Here’s why: A school’s accreditation is essentially a seal of approval that tells prospective employers and college admissions officers that graduates from the district received a quality education.

If students graduate from an unaccredited school – as Meagher was willing to let happen – their academic qualifications could be called into question as they seek entrance into competitive colleges and universities.

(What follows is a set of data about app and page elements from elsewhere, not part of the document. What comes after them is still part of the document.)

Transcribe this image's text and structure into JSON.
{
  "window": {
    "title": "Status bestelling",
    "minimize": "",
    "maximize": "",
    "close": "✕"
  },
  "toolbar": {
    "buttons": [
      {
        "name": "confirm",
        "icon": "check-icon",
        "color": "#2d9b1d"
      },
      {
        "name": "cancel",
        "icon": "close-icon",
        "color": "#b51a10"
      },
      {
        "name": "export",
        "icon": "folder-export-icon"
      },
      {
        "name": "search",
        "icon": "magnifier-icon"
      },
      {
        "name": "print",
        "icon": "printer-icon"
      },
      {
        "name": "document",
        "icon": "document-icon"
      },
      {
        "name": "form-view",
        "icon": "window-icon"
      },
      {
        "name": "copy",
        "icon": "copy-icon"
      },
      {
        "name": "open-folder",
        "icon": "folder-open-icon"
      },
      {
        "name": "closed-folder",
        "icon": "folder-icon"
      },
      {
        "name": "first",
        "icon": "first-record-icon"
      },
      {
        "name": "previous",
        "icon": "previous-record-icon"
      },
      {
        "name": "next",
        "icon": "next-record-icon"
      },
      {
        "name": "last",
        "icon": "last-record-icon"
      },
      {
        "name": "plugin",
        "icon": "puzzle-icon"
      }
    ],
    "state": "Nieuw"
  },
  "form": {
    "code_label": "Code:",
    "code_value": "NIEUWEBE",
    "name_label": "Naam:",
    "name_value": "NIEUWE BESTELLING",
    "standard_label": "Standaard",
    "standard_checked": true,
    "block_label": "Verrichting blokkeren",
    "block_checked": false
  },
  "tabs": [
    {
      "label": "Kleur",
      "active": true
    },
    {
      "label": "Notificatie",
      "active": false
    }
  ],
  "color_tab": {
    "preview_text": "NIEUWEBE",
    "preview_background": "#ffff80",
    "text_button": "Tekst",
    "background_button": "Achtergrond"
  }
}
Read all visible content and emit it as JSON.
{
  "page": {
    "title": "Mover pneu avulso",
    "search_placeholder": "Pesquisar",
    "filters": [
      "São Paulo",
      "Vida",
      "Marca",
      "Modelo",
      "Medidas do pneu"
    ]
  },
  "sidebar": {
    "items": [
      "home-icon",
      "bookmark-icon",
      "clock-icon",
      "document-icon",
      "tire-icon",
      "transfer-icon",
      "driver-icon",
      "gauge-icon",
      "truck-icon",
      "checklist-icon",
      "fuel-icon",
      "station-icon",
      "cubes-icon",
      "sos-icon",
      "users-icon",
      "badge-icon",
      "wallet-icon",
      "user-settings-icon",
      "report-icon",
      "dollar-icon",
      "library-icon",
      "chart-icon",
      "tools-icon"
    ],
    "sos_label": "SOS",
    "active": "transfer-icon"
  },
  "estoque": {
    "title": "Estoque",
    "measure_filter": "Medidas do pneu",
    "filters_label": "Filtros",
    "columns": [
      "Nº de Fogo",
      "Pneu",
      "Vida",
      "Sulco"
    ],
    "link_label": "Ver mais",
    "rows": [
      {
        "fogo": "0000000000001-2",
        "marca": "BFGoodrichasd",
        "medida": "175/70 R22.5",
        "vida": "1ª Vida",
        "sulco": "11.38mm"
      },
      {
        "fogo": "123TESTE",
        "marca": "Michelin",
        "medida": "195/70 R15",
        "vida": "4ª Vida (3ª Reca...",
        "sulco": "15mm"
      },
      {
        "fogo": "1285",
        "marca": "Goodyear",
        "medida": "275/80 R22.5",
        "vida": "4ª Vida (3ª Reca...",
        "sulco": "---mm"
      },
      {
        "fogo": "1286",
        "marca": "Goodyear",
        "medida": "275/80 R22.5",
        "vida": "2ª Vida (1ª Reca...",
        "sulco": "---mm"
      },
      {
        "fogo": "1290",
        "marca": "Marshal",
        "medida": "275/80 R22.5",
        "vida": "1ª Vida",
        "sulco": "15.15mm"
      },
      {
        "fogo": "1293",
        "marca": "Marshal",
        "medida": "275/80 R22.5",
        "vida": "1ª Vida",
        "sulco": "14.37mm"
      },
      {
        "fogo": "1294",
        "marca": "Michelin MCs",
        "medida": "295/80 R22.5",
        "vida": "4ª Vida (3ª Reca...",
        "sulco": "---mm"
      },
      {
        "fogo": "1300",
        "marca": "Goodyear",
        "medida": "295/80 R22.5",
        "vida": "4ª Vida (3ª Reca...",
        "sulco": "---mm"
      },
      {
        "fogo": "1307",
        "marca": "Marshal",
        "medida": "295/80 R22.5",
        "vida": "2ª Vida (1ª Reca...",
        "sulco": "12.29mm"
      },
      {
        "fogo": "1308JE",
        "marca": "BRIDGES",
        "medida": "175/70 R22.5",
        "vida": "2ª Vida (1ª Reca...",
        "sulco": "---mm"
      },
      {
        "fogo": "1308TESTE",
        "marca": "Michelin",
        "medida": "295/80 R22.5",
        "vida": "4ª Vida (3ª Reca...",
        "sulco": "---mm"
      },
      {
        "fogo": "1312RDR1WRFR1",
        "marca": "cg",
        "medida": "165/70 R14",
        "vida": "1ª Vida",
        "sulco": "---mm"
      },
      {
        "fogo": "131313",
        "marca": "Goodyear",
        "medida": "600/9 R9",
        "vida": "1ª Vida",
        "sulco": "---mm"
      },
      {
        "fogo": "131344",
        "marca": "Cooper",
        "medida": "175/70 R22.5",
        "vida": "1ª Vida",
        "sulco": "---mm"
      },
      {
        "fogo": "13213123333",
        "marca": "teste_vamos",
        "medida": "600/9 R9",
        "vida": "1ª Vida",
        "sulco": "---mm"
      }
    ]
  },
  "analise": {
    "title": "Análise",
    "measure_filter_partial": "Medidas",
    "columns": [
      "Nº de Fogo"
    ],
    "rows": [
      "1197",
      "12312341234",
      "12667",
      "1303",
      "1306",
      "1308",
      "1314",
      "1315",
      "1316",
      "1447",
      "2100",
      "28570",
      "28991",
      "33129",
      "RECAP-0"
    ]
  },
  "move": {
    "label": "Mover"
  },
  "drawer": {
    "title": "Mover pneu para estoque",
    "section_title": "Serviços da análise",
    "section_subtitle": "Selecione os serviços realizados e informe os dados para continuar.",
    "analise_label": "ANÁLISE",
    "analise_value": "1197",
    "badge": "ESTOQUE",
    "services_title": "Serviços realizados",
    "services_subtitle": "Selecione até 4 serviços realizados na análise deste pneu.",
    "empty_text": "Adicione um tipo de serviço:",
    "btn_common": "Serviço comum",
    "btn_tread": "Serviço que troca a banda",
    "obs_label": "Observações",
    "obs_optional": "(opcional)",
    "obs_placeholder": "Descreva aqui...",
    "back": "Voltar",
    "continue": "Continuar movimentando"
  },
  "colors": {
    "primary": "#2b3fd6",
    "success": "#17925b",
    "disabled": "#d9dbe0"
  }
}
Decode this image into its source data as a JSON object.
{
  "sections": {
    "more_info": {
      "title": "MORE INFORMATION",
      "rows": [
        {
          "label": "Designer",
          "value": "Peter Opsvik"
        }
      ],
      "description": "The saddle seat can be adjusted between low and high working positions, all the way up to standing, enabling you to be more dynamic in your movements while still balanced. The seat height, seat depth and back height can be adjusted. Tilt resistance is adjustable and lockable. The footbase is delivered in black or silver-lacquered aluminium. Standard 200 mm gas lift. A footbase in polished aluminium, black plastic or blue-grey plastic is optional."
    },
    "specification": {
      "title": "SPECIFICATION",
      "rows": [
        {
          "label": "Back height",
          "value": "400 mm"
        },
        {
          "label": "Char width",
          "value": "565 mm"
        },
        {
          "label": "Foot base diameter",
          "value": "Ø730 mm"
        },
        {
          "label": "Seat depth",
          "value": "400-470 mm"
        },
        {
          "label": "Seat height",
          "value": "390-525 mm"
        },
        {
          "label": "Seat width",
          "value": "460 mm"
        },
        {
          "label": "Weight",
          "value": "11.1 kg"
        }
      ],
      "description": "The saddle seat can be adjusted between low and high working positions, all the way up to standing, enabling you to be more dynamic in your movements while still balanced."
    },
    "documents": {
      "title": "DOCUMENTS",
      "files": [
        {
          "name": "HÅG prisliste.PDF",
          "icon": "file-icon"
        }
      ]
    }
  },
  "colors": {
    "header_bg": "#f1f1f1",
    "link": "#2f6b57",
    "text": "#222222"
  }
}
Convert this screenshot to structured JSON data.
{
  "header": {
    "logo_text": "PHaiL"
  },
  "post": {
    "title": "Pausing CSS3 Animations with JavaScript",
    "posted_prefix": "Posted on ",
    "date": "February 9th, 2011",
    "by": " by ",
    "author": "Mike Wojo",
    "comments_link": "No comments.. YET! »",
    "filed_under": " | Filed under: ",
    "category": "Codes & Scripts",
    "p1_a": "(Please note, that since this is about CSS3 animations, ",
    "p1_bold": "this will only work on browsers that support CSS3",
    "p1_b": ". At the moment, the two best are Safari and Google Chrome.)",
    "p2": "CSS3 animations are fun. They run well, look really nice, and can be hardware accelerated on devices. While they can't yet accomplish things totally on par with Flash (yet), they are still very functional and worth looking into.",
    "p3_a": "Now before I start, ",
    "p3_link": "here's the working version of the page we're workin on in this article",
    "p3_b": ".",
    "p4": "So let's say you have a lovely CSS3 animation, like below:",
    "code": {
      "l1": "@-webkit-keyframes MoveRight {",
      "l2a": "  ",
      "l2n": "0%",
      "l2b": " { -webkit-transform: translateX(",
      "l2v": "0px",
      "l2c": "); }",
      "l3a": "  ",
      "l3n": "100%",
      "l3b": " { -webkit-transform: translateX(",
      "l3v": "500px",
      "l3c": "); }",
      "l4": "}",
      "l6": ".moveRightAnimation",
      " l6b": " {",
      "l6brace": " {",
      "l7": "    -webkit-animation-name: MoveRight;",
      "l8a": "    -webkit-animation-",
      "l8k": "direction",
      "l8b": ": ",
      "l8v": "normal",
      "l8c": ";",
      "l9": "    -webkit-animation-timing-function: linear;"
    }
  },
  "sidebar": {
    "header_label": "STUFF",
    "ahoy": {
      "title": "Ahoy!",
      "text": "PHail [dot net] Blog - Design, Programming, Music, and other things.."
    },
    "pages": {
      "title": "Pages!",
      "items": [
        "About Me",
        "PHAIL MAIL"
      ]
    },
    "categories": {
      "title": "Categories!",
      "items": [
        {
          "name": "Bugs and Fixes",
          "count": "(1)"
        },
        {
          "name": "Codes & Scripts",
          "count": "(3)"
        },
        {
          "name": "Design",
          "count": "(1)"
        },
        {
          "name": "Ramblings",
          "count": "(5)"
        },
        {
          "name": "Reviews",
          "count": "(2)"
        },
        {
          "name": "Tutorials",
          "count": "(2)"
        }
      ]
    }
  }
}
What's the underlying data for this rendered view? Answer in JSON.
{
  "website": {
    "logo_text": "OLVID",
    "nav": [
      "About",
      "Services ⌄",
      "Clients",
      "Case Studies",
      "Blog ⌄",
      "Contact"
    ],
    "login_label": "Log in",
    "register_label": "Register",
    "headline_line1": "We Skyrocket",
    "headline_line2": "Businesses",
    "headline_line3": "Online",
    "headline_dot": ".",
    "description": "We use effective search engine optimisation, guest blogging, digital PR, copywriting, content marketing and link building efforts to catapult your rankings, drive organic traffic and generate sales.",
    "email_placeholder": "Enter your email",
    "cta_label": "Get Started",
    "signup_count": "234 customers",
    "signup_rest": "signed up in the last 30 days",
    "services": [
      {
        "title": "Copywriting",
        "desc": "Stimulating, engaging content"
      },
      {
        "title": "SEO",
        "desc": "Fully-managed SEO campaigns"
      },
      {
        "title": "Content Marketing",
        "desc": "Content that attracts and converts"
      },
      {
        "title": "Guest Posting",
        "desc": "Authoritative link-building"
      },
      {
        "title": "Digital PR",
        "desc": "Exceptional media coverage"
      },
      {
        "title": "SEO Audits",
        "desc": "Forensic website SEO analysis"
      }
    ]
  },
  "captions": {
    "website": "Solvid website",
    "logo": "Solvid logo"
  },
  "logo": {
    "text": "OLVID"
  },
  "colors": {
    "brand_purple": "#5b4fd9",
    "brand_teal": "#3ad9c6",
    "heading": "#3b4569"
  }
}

Students could find themselves being subjected to more scrutiny than their fellow applicants, and risk being passed over.

In short, Meagher was willing to jeopardize her students’ academic futures for her union’s gain.

How can that be considered anything other than “conduct unbecoming a teacher”?

The Andover Education Association – Meagher’s union – claims her suggestion was “protected union activity,” making the teacher’s firing illegal, reports

The union is also arguing that since not enough teachers followed Meagher’s call to action (they voted on the reports after all), no harm was done; therefore no punishment should be meted out.

The AEA wants state labor officials to restore Meagher’s career, and order the district to provide her with back pay and benefits, reports

After Meagher’s email was made public last June, school board President Paula Colby-Clements offered a blunt analysis of why the teacher deserved to be booted from the ranks of respectable educators.

“The (reaccreditation) process is supposed to be an academic and professional process, in which the faculty assess the strengths and weaknesses of the high school,” Colby-Clements to “It is not supposed to be a political process.

“To try to use the accreditation for anything else amounts to nothing other than blackmail, in my opinion,” she said. “On every level imaginable, this is just plain wrong.”

It’s hard to argue with that summation. The school district was right to show Meagher the door.